Tan agrees that dealmaking activities in the region have started to pick up, but expects the total number and value of announced deals in Q4 2020 will remain subdued, as it is set to “reflect the slowdown brought by COVID-19 more so than say Q2 or Q1 did”.
Historically, the first quarter of the year is the time when a flurry of deals is announced by SEA startups, our data shows. In 2019, the Q1 period saw the highest value of startup investment deals in the entire year at just over $3 billion. So far, in 2020, the first quarter also recorded the highest total deal value at just under $3 billion. The high annual Q1 figures indicate significant activity in the previous quarter – something Tan reckons will not change despite the pandemic.
“… the final months of the year have conventionally been the time for many companies to stock up for the following year, so we can also expect activity to increase, though it may not necessarily result in closed deals,” Tan said.
Though deal activities are slated to recover and slowly climb towards pre-pandemic levels over the next few months – particularly once lockdown policies are lifted – Tan believes some impacts of the pandemic on the dealmaking process could be here to stay.
“Even when travel resumes, we can expect to see a more digitized and data-driven dealmaking process.

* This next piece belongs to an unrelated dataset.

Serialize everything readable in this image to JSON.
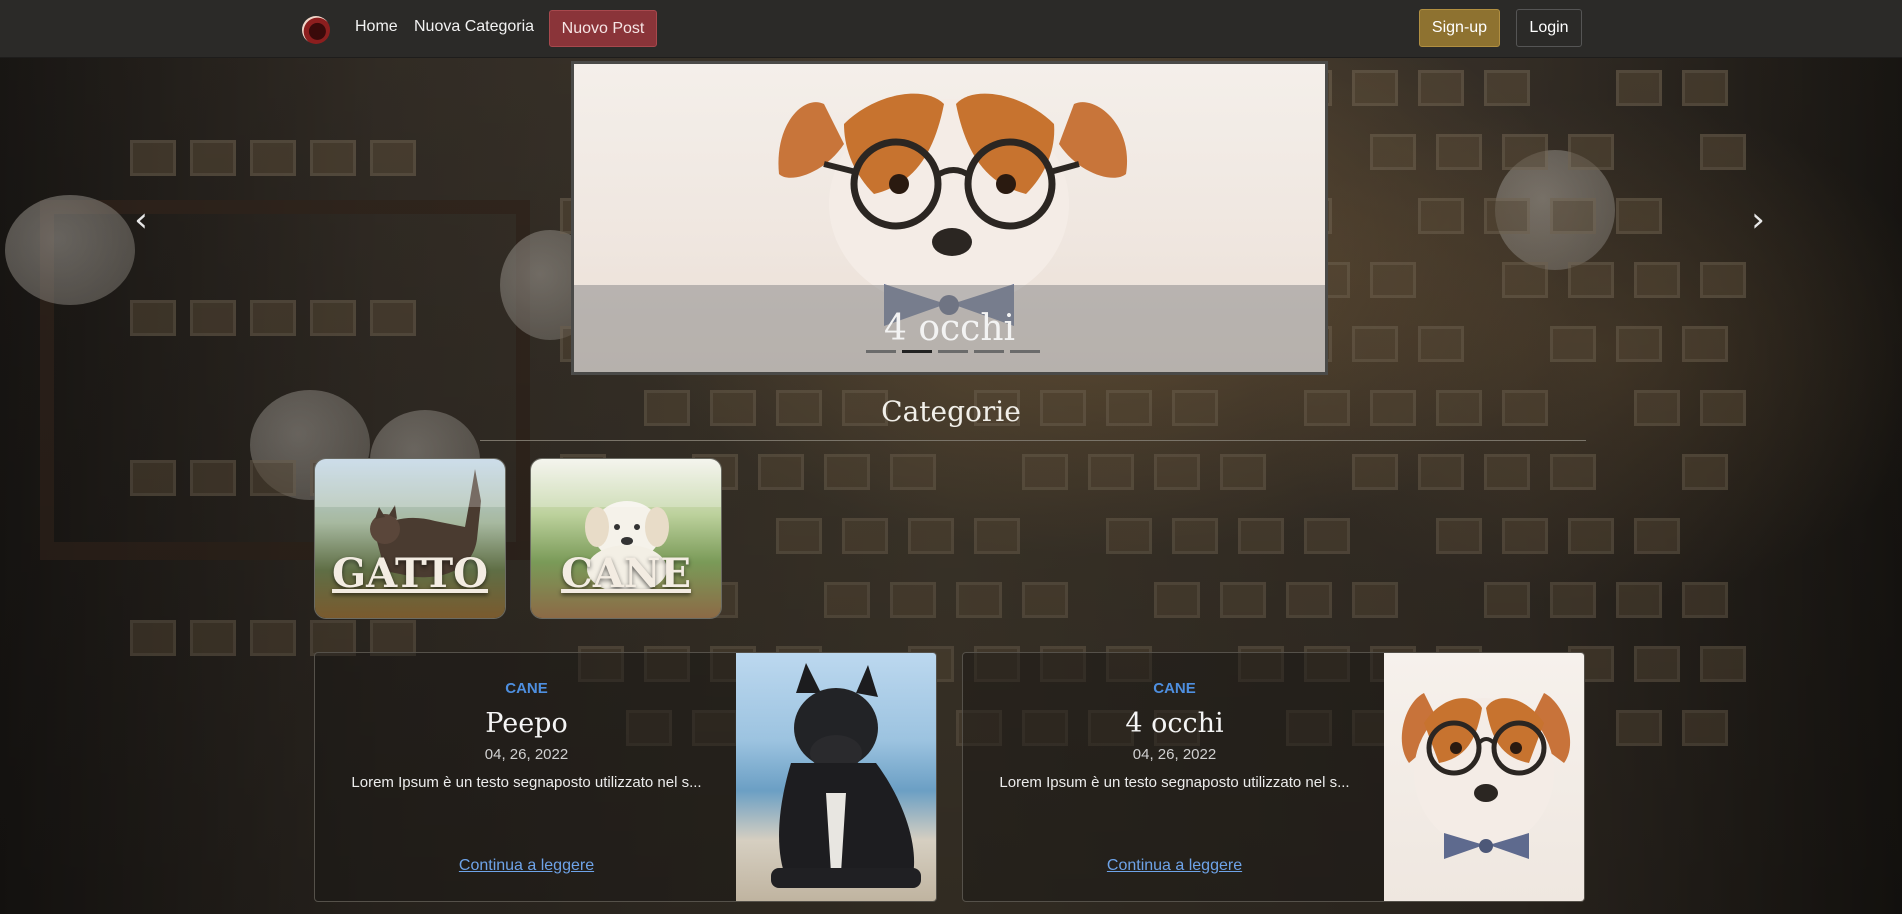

These “upgrades” are not meant to replace the still vital human aspect of getting to know founders and their companies but help investors be more strategic and efficient in the scope of their dealmaking,” he said.